What Can Online Newspapers Learn from the Airline Industry?
Brett Gordon, Assistant Professor, Marketing
When fuel costs spiked in 2008, none of the large air carriers wanted to be the first to charge for checked baggage. Few had noticed when low-cost carrier Spirit Airlines began charging for the first bag in June 2007. Nearly a year later in May 2008, American Airlines — one of the “majors” — announced that it would charge for the first bag. Before the end of summer, five of the seven largest North American carriers followed suit.
In some ways, the online news industry is facing a similar problem, albeit one without as simple a solution.

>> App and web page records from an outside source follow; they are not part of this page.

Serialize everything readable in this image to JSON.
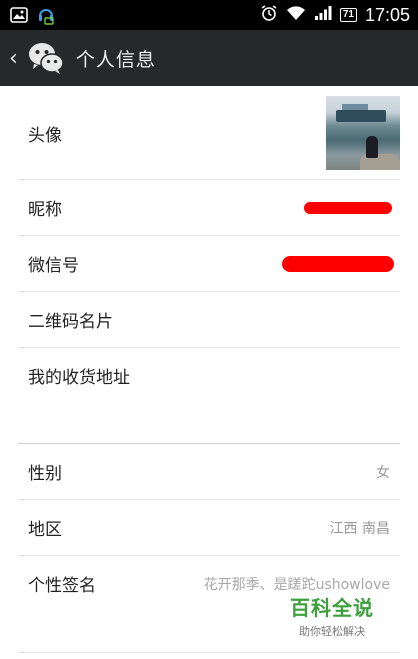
{
  "status_bar": {
    "time": "17:05",
    "battery": "71",
    "icons": [
      "image-icon",
      "headset-icon",
      "alarm-icon",
      "wifi-icon",
      "signal-icon",
      "battery-icon"
    ]
  },
  "header": {
    "back": "‹",
    "title": "个人信息",
    "logo": "wechat-icon"
  },
  "rows": [
    {
      "label": "头像",
      "value": ""
    },
    {
      "label": "昵称",
      "value": ""
    },
    {
      "label": "微信号",
      "value": ""
    },
    {
      "label": "二维码名片",
      "value": ""
    },
    {
      "label": "我的收货地址",
      "value": ""
    },
    {
      "label": "性别",
      "value": "女"
    },
    {
      "label": "地区",
      "value": "江西 南昌"
    },
    {
      "label": "个性签名",
      "value": "花开那季、是蹉跎ushowlove"
    }
  ],
  "watermark": {
    "title": "百科全说",
    "subtitle": "助你轻松解决"
  },
  "colors": {
    "header_bg": "#262829",
    "redaction": "#ff0000",
    "watermark_green": "#3ca03c"
  }
}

After months of speculation, the New York Times recently announced that it would implement a new payment system starting in January 2011. Despite a few early chargers (e.g., Wall Street Journal) the vast majority of online news is provided freely to the public. Most newspapers would like to charge, at least partially, for content, but no one wants to be the odd paper out and make the first move. In the academic parlance of game theory this is called a coordination problem, and it occurs repeatedly in countless industries. So how do firms solve this issue?
Members of the airline industry are highly sophisticated at interpreting other airlines strategies. Smaller airlines tend to look to the majors before instituting pricing changes. The large airlines recognize their role and plan accordingly. Online newspapers need to develop a similar ability if the industry is to successfully move to a dual paid/ad-supported revenue model, however, their task is harder in part because the industry is more fragmented.
What Will the Publishing Industry Do Next?
Rita McGrath, Associate Professor, Management
A new development is that the Web itself is starting to splinter. In the early days, you had one way of accessing online content — that was through a computer — and developers could optimize for a certain kind of user experience. Today, people access content in myriad ways that are not always compatible with each other or optimized. A developer or a publisher has to decide whether to hit every platform or optimize for Blackberry, iPad or some other platform. They have to ask, “What is going to be our platform of choice?”
The content business model will be less driven by the need to aggregate the most eyeballs on a common platform, and move towards a model determined by the ecosystem that can draw the most participants. For example, Apple is trying to create a vertically integrated ecosystem with its products and partners. Rival ecosystems will start to compete for business with publishers, and media companies and content providers will watch to see where people are participating.
Publishers will have to come up with ways to monetize their participation in an ecosystem. There is hope that content providers can cut themselves more lucrative deals on these coming platforms.
What Is the Right Price?
Ava Seave, Adjunct Associate Professor, Finance and Economics
It is not unreasonable for companies to charge for information on the Internet. Many try-before-you-buy and sampling schemes are being tested across all types of media. Practically speaking, before companies make decisions about pricing, they should test the proposed pricing models as much as possible before rolling it out.
When the New York Times raised its newsstand and subscription prices in May 2009, they got a good idea of the inelasticity of their consumers’ demand. The move likely emboldened the paper to announce its current scheme. With time before the debut of its pay wall in 2011, the news organization can solicit customer feedback — and handle the blowback.
Every product is different in terms of where the company should put the price. The Times can measure the frequency with which people come back to the site, so it can set the pay wall at the optimal place for maximizing revenue. It is likely that the Times will adjust its online price as needed as its experience with it evolves.